Drills can have difficulty when accuracy is needed. With a drill, it is challenging to sequentially drive several screws to the same depth. Instead, it performs far better when drilling, tightening, or loosening things when accuracy isn’t as important. For instance, as long as you drill a hole in a board, it doesn’t matter how deep the hole is. A drill works well when there are wide error margins. Drills lose their usefulness as those margins narrow.
Which is better, a Brushless or Brushed drill?
Whether or not to choose a drill with a brushless or brushed motor is a key decision to make. A brushed motor’s efficiency is somewhat lower than its brushless version because of friction caused during operation. Without friction, brushless motors function with a number of advantages. More power, more control over power, reduced heat production, and a battery with longer life. Furthermore, brushless instruments need less upkeep. The components of a brush tool may sometimes need to be replaced because of the friction created by the contact. These improvements in brushless technology are more expensive, however.
Purchasing brushless equipment will be a terrific long-term investment if you’re a professional who uses your drill often. However, a brushed drill can work just fine and cost you less money if you work on projects at home and need a drill only once or twice a year.
Is a Corded or Cordless Drill Better for Me?

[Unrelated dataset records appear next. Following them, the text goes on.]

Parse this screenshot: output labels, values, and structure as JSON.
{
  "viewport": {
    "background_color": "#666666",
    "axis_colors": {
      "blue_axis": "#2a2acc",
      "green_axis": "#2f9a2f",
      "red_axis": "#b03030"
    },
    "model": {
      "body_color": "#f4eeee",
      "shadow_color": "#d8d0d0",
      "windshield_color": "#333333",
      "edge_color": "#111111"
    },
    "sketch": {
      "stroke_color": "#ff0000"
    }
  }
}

A portable drill has more uses than most power equipment combined. If you have the correct bit, it can pierce through wood, drywall, concrete, metal, plastic, and many other materials. Even threaded holes for a machine screw are possible. Drive any variety of threaded fasteners, including drywall screws, concrete screws, and wood screws. Drills are used to drive pocket screws in addition to making specific holes for them. To quickly complete assembly operations, tighten a nut or a bolt head using a socket or a nut driver bit. It would be impossible to list all the applications for a decent handheld drill.
Drills with Cords
A standard 3-jaw chuck and a 120-volt motor are what power corded drills. These drills are classic instruments often used for demanding tasks to drill holes in steel, concrete, and wood. They are not intended to drive or tighten fasteners since they lack a clutch. They’re great at drilling holes. But if you want to, you may use a cordless drill to drive screws as well as other fasteners.
After reading this Screw gun vs Drill comparison, you know how to pick the best option out of what is available out there. Make sure that you pay special attention to each and every piece of detail we shared in the Screw gun vs Drill comparison so that you end up purchasing the right option. Make sure that you never rush the decision before selecting a product out of these two. Take your time, and you will not regret the decision you take.